- You can not manage over disagreement. Does the person you are trying to train have a preexisting fixed idea?
- People are like fabric. Everyone is made from different fabric. It is your job as the leader of your group, to identify who is made of what fabric so you best communicate with them and get the best outcomes.
- Personnel is the most challenging and problematic and the biggest barrier to success in your practice.
- Environment is the first stumbling block to success. Is your space too small? How is the parking lot? How is signage? Have something in your sign that describes Physical Therapy and what you do.
- You need to know what goes on in each division, what their products are, what are the duties, the statistics and who is overseeing it. If you don’t know how to structure yourself within the 7 divisions.
- Have your vision on the individual and your group as a whole in a manner that you’re seeking to get the most happiness out of life for them, and the group. Seek out what the joys and pleaseures that you can offer within your group and find out how to give them freedom from discomfort.
- Train your staff on the principles that fall within the four keys to business success. One is treated the way that they treat others. If someone yells, there is an immediate impulse to yell back.
- Any good leader knows that’s it’s vital to set a good example. Setting a good example will have a positive influence on others.
- If your practice is not succeeding to the level you want there are five steps: group agreement on honesty and loyalty to go the distance; lay out a full BSP that ties into annual marketing plan, and break that down into two month campaigns. Train the staff on statistics and targets, and then holding in structure and accountability across the board.

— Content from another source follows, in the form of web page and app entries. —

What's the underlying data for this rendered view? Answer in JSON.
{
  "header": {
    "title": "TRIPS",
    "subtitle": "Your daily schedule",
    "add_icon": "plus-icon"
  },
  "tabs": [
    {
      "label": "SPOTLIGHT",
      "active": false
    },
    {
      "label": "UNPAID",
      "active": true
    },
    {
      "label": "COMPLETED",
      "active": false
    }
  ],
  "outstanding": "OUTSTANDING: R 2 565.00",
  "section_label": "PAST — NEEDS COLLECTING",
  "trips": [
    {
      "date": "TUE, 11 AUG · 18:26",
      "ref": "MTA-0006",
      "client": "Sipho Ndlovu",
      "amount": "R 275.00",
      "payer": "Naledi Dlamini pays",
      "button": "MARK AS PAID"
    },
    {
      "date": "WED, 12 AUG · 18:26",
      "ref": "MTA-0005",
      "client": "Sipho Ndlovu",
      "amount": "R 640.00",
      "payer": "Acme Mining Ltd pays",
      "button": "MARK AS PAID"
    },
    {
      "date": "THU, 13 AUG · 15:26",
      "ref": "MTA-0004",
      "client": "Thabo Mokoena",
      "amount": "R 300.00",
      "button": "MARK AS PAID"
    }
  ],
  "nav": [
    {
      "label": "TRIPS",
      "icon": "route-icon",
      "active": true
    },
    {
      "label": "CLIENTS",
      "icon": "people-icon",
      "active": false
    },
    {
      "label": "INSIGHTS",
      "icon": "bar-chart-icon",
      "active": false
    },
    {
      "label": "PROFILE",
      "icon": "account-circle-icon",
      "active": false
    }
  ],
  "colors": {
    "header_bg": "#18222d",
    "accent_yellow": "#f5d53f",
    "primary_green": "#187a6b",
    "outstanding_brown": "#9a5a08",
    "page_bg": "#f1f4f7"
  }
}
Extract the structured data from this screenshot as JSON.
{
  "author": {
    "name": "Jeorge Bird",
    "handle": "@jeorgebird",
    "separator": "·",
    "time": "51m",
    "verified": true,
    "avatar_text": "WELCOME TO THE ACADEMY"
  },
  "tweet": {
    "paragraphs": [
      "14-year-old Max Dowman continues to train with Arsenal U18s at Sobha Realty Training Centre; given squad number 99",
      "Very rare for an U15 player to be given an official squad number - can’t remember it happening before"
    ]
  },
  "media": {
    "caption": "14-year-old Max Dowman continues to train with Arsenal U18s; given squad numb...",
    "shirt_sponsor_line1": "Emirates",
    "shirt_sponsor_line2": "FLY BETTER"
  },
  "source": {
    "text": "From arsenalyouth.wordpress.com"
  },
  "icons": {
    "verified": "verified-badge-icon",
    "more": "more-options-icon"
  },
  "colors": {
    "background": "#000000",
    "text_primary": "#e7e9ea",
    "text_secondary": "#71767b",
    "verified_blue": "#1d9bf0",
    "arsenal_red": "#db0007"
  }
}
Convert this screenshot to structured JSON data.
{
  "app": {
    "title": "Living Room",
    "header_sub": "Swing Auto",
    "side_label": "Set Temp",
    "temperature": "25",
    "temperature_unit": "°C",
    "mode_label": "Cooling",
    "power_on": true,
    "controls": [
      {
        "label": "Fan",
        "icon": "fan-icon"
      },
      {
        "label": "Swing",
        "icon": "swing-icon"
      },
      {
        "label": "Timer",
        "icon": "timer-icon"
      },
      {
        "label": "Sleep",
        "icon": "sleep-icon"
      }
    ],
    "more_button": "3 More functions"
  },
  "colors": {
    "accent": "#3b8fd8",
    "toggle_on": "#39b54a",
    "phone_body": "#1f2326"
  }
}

As always, reach out to us or schedule a demo to learn about our Intro Program or any of our other services.